In the Kyiv City Committee, I've been told that all the Orange ones are to blame. If they had nominated Moroz instead of [Poroshenko], everything would've been OK. But she couldn't answer the question about why Moroz was kissing with Yanukovych and Kivalov [head of the Central Election Committee in 2004], the men he used to call bandits.
I told her, "You are traitors all the same, and I won't vote for you anymore." That was the end of our conversation.
067_33_44_55_6: I don't think it'll work, but I'm writing letters in which I let them know that they can cross me out of the Socialist Party voters list and I'm also wishing them success in further political intriguing.
kotyhoroshko: Letters are being read by their [computer network] administrators. Making phone calls to them, on the other hand, is fun. You'll enjoy it a lot.
Not everyone is feeling so upbeat and being so proactive, however (RUS, LJ user lucysd):
I'm reading today's news and feel the world collapsing. The world that we seemed to have created two years ago.
[Victor Yushchenko's Our Ukraine] is in the opposition, Pora lies by the [Parliament's] door, [Yulia Tymoshenko's Bloc] is blocking all they can and cannot, but is it going to help in any way?

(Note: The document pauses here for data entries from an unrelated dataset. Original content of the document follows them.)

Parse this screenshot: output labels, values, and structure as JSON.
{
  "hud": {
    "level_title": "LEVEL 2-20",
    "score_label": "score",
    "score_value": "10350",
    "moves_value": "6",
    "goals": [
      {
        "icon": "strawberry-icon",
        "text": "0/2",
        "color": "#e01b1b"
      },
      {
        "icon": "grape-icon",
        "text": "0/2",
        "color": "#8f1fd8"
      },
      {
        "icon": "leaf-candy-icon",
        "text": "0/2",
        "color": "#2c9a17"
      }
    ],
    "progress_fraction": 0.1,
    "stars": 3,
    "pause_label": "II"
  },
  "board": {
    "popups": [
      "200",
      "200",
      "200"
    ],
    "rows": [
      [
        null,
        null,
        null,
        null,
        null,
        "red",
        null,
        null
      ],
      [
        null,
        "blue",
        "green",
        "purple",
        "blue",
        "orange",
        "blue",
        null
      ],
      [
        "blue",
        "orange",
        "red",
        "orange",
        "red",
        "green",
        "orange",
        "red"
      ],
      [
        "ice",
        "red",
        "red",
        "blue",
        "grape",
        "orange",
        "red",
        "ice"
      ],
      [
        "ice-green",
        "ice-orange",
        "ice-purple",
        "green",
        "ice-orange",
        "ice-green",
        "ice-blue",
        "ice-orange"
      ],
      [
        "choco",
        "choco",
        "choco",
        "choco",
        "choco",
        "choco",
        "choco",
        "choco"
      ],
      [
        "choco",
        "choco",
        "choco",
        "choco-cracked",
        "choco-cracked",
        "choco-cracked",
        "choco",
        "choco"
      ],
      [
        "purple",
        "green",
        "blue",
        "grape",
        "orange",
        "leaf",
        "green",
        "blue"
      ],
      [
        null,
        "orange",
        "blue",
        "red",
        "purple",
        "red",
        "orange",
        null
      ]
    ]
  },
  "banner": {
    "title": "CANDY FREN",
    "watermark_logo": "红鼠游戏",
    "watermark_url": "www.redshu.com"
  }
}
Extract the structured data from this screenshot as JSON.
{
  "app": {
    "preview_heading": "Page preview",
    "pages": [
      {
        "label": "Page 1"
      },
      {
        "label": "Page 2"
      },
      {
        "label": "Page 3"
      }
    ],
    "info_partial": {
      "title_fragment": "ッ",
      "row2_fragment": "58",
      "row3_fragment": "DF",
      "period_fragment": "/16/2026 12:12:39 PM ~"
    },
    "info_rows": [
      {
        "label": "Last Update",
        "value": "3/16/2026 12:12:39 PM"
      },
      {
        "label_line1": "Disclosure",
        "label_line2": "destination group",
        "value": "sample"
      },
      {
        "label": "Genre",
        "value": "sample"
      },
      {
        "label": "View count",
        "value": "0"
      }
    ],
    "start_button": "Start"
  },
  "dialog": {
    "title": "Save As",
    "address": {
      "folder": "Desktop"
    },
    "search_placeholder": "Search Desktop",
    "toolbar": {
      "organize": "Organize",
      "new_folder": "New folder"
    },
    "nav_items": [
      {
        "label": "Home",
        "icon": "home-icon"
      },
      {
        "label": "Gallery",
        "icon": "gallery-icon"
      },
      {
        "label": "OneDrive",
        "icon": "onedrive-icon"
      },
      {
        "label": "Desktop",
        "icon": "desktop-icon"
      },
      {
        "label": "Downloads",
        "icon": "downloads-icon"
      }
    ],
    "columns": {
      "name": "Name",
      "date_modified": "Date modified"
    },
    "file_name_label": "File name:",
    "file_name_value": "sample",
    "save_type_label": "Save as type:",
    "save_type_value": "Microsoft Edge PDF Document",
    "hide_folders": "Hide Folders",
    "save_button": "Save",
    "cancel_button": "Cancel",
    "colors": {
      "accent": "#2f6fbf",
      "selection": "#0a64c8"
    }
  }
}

Yanukovych will be the prime minister. The rest will follow. Kalashnikov [parliamentarian from Victor Yanukovych's Party of the Regions, assaulted a TV crew recently] will head the Freedom of Speech Committee. [Yulia Tymoshenko's Bloc] will continue to block everything and everyone.
Russia will lower gas prices for us, potato prices will be lowered focibly, pensioners will get a pension raise that will last one month. Everyone will be happy.
My Russian friends will say gleefully: "We did tell you!"
And NATO isn't taking us anymore, anyway, and no one's relaxing visa regime for Ukrainians.
Finita la comedia.
I'm probably not even going to vote in the next election - there's no use.
And if they lay themselves underneath [Moscow], I'd even think about where to leave for. Because I love this country, but I hate this state.
rgmss: [...] Actually, all this was showing through.
When we were standing and freezing there [at Maidan in 2004], everything was right. But right afterwards it all began to fall apart. When "they" [representatives of the former regime] were all interrogated and then let go... it became clear then.
This country needs [Pinochet]. For five years, no longer... just to purge the ranks.
983: Then all the Medvedchuks [representatives of the former regime] will quickly change their last names to Pinochet. And then they'll purge so much, the only thing left to do would be pray to the photo of Leonid Brezhnev...
And since the situation is ugly enough, there are jokes, of course.
Abdymok translates one - all but the punchline - that he was told during a recent visit to a Ukrainian village:
[...] this is the simplified version. there’s another, infinitely more colorful, one featuring tymoshenko, but too much would be lost in translation.
three famous ukrainian men, volodymyr klichko, andrey shevchenko, and president viktor yushchenko are pushing baby strollers in the park.
klichko starts contemplating the future of his progeny out loud.
“take a look at his jaw and big fists,” klichko says. “he has all the makings of good boxer.”
shevchenko then beckons the men to examine his baby boy, who is thrashing about with his legs. “my son will probably become a world-class soccer player,” he says.
both men turn to the president and ask, “what future awaits your son?”
yushchenko bends over slowly and sticks his head the stroller.
after straightening up, the president turns to the men and replies: “обосрался. молчит.”
The punchline goes something like this (RUS):
"He's shat himself and is silent now."